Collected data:
▼▼▼
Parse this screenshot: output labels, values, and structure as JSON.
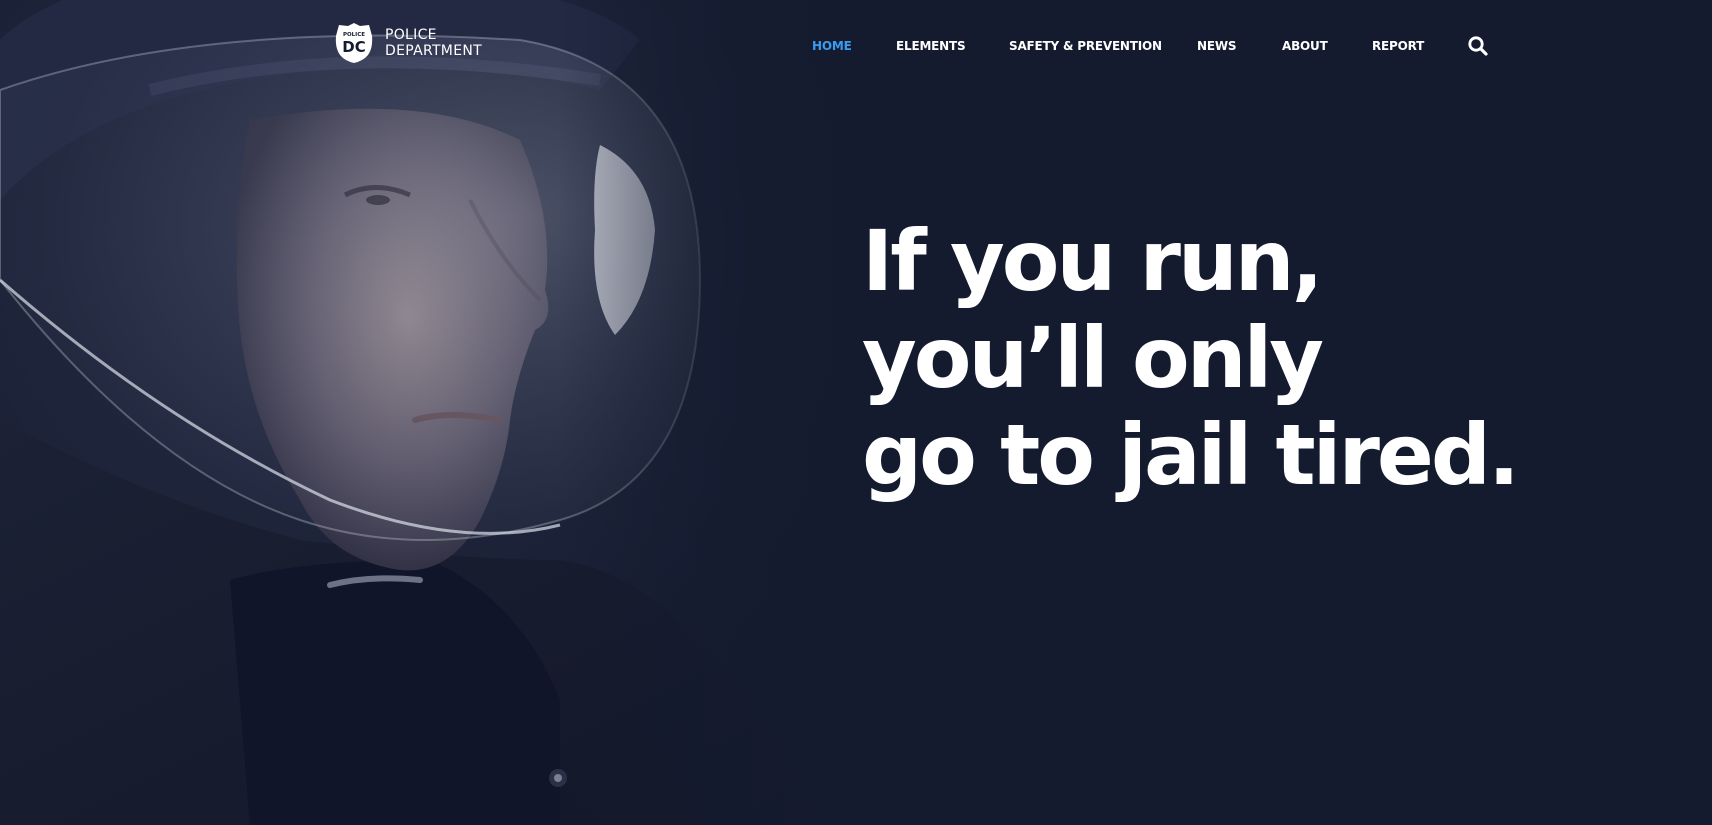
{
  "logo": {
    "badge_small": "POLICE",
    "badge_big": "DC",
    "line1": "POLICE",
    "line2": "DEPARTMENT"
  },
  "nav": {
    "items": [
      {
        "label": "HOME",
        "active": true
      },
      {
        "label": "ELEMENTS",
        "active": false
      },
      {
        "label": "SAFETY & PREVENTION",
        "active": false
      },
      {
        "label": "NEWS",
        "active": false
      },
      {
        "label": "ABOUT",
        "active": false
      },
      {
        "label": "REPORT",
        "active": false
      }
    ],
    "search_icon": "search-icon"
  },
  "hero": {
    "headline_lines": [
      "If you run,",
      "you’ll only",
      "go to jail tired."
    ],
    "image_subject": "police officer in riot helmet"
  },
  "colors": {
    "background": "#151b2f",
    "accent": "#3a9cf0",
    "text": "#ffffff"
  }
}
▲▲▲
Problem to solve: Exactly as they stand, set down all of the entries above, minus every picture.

Problem solution:
Parse this screenshot: output labels, values, and structure as JSON.
{
  "logo": {
    "badge_small": "POLICE",
    "badge_big": "DC",
    "line1": "POLICE",
    "line2": "DEPARTMENT"
  },
  "nav": {
    "items": [
      {
        "label": "HOME",
        "active": true
      },
      {
        "label": "ELEMENTS",
        "active": false
      },
      {
        "label": "SAFETY & PREVENTION",
        "active": false
      },
      {
        "label": "NEWS",
        "active": false
      },
      {
        "label": "ABOUT",
        "active": false
      },
      {
        "label": "REPORT",
        "active": false
      }
    ],
    "search_icon": "search-icon"
  },
  "hero": {
    "headline_lines": [
      "If you run,",
      "you’ll only",
      "go to jail tired."
    ],
    "image_subject": "police officer in riot helmet"
  },
  "colors": {
    "background": "#151b2f",
    "accent": "#3a9cf0",
    "text": "#ffffff"
  }
}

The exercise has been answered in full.